* _Exercise data_:
BEGIN
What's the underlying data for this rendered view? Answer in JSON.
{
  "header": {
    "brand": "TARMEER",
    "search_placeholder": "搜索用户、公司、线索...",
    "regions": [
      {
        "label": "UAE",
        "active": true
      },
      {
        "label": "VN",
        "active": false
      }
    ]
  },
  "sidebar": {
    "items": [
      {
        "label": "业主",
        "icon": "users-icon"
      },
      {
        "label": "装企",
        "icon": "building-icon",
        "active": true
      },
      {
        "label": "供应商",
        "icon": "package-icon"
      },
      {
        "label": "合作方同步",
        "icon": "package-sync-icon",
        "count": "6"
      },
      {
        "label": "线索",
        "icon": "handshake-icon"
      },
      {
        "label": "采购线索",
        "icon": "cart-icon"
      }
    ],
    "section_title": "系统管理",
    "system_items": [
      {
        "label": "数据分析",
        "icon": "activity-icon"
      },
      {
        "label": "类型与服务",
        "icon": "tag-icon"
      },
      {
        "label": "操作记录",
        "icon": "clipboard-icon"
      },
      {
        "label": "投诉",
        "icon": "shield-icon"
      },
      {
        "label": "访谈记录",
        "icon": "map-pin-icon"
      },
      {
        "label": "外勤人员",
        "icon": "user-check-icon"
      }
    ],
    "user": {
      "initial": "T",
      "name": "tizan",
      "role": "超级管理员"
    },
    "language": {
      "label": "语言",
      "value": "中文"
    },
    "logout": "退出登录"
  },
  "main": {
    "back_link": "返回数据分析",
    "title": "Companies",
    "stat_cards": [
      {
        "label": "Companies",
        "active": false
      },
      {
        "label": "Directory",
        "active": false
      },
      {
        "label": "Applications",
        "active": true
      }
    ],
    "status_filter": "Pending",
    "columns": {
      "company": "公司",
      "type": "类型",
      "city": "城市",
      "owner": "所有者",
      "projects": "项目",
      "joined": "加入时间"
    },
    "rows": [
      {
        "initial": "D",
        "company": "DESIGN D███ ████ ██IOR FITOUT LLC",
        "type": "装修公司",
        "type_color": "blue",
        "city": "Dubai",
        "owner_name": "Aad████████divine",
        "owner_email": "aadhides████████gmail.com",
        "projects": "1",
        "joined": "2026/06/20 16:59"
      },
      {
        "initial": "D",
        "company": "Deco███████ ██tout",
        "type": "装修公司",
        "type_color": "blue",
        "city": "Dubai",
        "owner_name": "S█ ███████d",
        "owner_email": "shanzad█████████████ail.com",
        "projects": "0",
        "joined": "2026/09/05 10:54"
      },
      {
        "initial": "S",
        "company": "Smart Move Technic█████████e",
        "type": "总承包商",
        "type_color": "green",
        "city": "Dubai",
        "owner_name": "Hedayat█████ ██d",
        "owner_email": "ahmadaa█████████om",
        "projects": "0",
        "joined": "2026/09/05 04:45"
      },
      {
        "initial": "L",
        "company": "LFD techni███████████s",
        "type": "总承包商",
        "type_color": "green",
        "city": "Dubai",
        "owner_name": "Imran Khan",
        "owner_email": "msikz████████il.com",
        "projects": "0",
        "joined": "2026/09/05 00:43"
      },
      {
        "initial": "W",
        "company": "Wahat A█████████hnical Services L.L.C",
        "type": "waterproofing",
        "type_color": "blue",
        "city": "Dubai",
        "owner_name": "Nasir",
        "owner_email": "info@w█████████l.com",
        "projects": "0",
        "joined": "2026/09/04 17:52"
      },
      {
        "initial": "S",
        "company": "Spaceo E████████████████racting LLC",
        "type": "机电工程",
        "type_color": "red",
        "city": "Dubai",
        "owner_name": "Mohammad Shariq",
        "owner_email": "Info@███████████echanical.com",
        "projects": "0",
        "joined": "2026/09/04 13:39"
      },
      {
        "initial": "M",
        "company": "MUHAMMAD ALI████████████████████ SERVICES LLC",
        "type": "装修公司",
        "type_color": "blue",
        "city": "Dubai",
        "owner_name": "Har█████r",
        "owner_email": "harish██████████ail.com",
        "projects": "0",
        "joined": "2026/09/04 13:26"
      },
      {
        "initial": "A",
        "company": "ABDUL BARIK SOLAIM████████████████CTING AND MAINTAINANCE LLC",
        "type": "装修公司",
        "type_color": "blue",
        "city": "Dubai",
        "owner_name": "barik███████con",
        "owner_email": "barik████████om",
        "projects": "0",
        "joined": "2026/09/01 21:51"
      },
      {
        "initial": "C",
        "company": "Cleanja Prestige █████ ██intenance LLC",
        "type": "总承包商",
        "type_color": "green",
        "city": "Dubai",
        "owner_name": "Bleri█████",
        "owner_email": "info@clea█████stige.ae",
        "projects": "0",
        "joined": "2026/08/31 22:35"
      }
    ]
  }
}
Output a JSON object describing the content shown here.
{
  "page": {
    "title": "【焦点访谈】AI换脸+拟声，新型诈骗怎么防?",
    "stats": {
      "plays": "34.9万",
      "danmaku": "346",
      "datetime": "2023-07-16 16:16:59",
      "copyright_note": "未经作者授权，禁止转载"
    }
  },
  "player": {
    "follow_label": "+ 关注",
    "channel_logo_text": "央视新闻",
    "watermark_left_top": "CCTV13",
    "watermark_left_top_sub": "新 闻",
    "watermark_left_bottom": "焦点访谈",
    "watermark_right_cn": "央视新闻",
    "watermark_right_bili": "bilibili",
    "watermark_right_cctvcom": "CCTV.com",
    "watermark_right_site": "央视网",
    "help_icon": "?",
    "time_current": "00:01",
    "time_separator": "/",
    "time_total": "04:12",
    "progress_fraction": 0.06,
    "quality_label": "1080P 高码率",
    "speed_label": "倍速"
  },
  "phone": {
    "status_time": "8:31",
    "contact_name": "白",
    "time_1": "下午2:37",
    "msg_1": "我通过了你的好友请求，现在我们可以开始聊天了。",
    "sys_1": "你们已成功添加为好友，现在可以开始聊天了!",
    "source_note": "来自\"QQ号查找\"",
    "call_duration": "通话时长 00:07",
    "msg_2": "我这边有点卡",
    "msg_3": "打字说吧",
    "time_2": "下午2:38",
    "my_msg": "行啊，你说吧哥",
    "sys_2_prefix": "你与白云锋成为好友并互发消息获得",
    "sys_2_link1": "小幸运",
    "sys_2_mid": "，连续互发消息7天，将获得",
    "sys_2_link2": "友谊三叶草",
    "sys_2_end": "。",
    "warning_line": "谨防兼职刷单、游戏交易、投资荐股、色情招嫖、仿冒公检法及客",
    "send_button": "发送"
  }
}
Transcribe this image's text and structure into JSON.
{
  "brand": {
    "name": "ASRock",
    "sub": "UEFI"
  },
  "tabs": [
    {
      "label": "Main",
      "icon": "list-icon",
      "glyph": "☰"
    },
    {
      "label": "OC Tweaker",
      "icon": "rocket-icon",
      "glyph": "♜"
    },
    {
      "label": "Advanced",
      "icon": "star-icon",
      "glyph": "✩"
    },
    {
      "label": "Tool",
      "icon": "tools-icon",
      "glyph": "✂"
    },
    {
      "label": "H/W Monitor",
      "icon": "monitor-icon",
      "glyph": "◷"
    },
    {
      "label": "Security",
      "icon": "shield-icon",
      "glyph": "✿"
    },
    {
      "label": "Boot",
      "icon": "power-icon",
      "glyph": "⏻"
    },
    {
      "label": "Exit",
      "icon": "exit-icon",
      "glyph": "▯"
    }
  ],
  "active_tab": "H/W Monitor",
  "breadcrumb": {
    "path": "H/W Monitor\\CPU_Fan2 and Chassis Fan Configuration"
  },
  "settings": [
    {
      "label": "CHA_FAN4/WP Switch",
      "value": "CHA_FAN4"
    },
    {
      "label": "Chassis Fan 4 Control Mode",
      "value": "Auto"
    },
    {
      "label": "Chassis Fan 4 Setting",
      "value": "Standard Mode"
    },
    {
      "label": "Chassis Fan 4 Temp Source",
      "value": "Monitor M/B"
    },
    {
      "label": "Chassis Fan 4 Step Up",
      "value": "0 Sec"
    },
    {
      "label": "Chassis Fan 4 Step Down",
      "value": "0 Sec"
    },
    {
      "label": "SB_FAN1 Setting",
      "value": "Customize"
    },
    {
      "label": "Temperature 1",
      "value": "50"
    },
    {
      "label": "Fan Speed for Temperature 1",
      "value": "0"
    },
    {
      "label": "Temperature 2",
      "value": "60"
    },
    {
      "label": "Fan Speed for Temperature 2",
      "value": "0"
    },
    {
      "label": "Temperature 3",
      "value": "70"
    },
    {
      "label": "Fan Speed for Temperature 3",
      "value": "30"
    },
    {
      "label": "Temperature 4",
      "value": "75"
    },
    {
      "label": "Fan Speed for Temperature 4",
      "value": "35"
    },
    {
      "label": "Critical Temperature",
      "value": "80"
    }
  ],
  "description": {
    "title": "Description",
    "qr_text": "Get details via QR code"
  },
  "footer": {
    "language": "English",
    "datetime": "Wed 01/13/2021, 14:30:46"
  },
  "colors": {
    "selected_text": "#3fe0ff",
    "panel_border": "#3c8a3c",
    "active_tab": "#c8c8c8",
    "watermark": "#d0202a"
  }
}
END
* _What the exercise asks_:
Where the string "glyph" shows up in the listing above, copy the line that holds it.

* _Reply to the task_:
      "glyph": "☰"
      "glyph": "♜"
      "glyph": "✩"
      "glyph": "✂"
      "glyph": "◷"
      "glyph": "✿"
      "glyph": "⏻"
      "glyph": "▯"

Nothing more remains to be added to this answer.